First, you need to consider how the account will be valuated. Most retirement plans are either a defined benefit plan or a defined contribution plan. Examples of a defined contribution plan are a 401(k) or an IRA. An individual contributes a certain amount, and an employer may also contribute. Contributions are pre-tax, so when comparing the value of the account to other assets, it is important to remember that taxes will be paid later on withdrawal. A divorce is generally an event that does not incur extra taxes or penalties as long as certain guidelines are followed. With a defined benefit plan, assessing the value can be more complicated because distribution may not happen until retirement. It may also be necessary to address the issue of survivor benefits.
Division and QDROs
The process of dividing accounts varies based on the type of account. For example, for a 401(k), pensions and some other types of plans, it is necessary to have a document called a qualified domestic relations order, or QDRO. This document must be sent to the plan administrator. A QDRO is not necessary when dividing an IRA.
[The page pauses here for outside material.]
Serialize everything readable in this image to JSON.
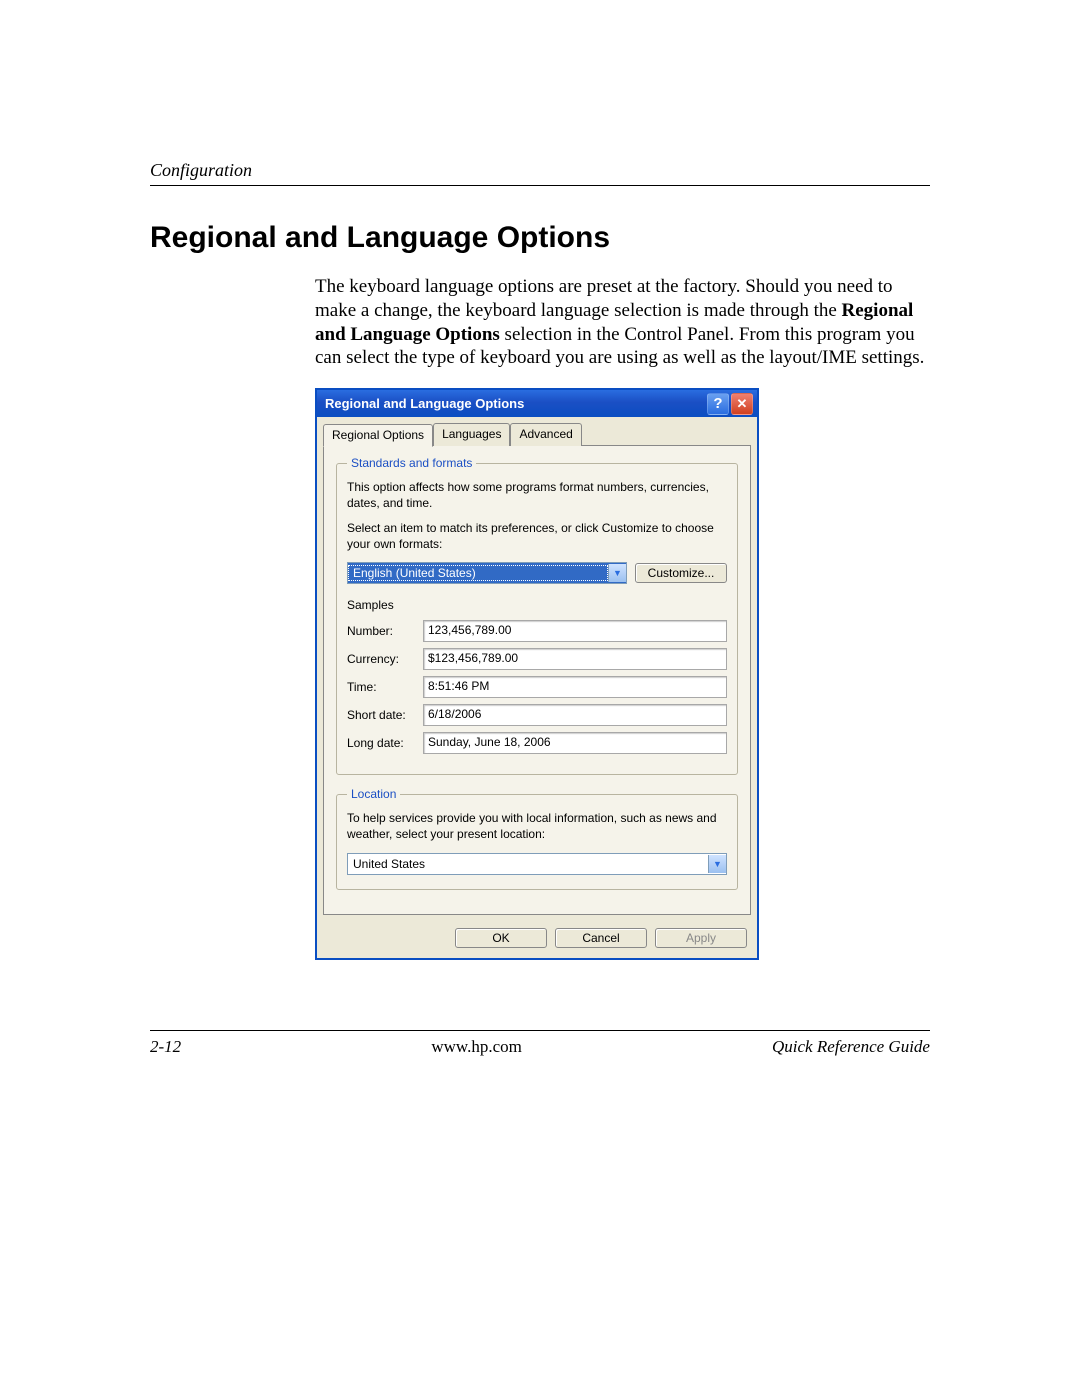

The complexity of dividing some retirement plans could mean that a couple decides to take another approach, such as having one person keep the retirement plan and the other person keep the house. If both parties are aiming to each keep roughly equal assets, it is important to accurately assess their value. For example, people should make sure to consider the cost of maintaining the home or how taxes will affect the value of the retirement account.